I was majoring in Math. I did not declare until late, near the end of my 3rd year, and by the time I declared I had started playing poker. After poker, my interest in college went to zero and I was a horrible student. I recognized that finishing Stanford and having a degree would always be a good insurance plan, and also a sign of respect for the money my parents put up for my college education. But, once I decided I was going to play poker for a living ,actually going to classes and learning stuff that seemed totally useless to me, was beyond draining and very difficult. It got to the point where I never went to class, didn’t do most of the work, and sometimes didn’t even show up for tests. My last quarter there I failed every class, and finally I decided I needed to give up on trying to finish school, it was just not going to happen. I also figured out very early on that even if I didn’t blow up in poker, that I would always be able to made a decent living playing smaller stakes, something that led me to discount needing a degree for a backup plan.
For players thinking of doing the same, I would recommend that they follow their hearts and minds. You only live once, and you need to be happy. You owe that to yourself. Think long and hard about your life, what you want, and what you want to do. Realize that you will be best at whatever you are passionate about. If you love poker and that is what you want to do, give it a try. Just realize that you need to train hard to improve at the game.
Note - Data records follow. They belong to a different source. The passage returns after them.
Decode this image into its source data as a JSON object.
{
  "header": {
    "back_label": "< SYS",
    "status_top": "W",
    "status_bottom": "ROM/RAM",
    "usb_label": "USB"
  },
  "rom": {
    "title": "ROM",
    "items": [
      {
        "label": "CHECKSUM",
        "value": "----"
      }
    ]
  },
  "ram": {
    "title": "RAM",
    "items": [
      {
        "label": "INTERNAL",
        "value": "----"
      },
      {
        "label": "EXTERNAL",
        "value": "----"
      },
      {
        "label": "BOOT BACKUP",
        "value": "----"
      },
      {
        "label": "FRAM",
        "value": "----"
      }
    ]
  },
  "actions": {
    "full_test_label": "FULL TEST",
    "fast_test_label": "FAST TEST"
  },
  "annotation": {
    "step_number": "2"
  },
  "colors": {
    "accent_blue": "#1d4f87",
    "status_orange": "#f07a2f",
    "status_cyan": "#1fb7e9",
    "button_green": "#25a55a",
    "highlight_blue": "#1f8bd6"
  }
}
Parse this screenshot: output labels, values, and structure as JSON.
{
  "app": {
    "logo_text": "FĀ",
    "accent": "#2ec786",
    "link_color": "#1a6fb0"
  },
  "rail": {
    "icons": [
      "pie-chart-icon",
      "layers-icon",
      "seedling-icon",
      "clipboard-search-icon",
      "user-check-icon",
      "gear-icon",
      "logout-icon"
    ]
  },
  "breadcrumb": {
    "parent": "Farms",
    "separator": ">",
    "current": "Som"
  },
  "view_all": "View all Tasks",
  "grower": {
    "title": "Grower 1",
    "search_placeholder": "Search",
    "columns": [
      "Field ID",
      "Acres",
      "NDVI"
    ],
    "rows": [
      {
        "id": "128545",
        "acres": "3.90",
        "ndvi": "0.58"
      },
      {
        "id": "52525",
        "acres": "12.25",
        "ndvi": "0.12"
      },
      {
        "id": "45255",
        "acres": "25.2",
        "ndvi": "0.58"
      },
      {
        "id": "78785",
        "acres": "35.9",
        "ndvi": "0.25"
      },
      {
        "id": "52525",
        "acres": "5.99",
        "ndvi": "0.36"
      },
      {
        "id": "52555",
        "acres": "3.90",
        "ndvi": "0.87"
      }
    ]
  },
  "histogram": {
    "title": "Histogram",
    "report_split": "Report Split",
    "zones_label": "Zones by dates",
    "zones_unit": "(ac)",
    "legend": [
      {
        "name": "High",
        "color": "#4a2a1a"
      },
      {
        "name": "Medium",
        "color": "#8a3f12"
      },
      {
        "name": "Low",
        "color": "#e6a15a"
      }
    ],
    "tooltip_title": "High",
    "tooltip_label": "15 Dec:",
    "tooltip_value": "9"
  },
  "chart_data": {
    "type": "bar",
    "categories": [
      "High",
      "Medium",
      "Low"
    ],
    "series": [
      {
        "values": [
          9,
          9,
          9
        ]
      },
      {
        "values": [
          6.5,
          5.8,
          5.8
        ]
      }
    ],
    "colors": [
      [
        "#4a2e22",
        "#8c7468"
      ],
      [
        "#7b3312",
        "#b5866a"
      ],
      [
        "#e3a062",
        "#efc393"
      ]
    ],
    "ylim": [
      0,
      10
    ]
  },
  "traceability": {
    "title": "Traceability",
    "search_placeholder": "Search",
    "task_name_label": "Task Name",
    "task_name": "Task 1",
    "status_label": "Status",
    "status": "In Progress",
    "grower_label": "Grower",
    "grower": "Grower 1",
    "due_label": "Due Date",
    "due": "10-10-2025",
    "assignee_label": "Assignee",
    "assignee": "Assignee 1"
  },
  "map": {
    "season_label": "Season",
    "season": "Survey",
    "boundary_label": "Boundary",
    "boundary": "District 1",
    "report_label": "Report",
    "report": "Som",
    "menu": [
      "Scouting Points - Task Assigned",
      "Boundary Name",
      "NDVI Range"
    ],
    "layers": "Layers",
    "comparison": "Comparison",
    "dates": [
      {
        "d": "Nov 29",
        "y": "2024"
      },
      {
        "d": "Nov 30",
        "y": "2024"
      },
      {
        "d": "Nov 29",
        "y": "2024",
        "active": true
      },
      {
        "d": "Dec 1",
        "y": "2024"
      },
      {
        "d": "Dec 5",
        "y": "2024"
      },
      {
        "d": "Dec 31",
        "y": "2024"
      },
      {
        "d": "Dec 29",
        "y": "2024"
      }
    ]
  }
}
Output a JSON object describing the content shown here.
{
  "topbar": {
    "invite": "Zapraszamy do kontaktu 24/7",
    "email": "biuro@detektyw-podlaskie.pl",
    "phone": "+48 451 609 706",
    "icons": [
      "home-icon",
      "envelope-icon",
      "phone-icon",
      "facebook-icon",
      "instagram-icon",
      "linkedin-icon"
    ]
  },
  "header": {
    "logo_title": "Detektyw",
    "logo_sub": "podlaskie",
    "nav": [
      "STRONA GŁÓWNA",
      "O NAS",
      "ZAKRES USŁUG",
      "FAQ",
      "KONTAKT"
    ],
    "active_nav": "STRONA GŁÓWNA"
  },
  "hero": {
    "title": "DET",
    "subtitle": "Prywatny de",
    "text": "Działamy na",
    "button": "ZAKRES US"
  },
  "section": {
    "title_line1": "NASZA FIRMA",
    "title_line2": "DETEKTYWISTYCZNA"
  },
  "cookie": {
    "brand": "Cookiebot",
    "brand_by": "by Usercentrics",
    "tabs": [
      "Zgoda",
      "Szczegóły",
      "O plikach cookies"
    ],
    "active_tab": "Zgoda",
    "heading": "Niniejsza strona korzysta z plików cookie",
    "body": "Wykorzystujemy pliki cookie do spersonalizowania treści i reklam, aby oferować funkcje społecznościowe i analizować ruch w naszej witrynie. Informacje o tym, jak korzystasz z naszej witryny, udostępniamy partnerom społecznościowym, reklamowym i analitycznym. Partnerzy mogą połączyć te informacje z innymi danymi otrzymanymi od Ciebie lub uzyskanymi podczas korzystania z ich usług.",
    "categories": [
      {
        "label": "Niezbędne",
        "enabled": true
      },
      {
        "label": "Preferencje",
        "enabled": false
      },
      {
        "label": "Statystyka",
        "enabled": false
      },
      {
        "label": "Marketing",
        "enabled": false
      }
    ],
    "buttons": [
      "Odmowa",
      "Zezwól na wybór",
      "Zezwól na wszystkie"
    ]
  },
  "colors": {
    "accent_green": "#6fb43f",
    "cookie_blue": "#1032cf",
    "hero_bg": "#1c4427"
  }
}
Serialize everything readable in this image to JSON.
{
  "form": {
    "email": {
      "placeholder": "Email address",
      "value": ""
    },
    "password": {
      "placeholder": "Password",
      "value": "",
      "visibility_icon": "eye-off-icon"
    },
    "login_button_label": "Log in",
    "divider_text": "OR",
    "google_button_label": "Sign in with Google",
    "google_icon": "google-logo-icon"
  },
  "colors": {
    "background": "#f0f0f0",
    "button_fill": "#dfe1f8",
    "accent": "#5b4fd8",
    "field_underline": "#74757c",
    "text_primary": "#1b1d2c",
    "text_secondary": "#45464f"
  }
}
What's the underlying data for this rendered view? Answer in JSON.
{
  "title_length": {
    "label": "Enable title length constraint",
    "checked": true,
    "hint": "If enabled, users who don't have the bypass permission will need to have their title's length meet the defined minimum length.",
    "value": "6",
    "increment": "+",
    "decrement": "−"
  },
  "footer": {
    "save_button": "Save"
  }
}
You will have ups and downs, and that the downs can be quite bad, and in order to prepare for the downs you have to be careful about managing your money. If you are prepared for all of these things, then why not? In many ways playing poker is like opening a small business. Most will fail after 5 years, and a few blow up and become very successful. A mix of skill and luck determines your fate.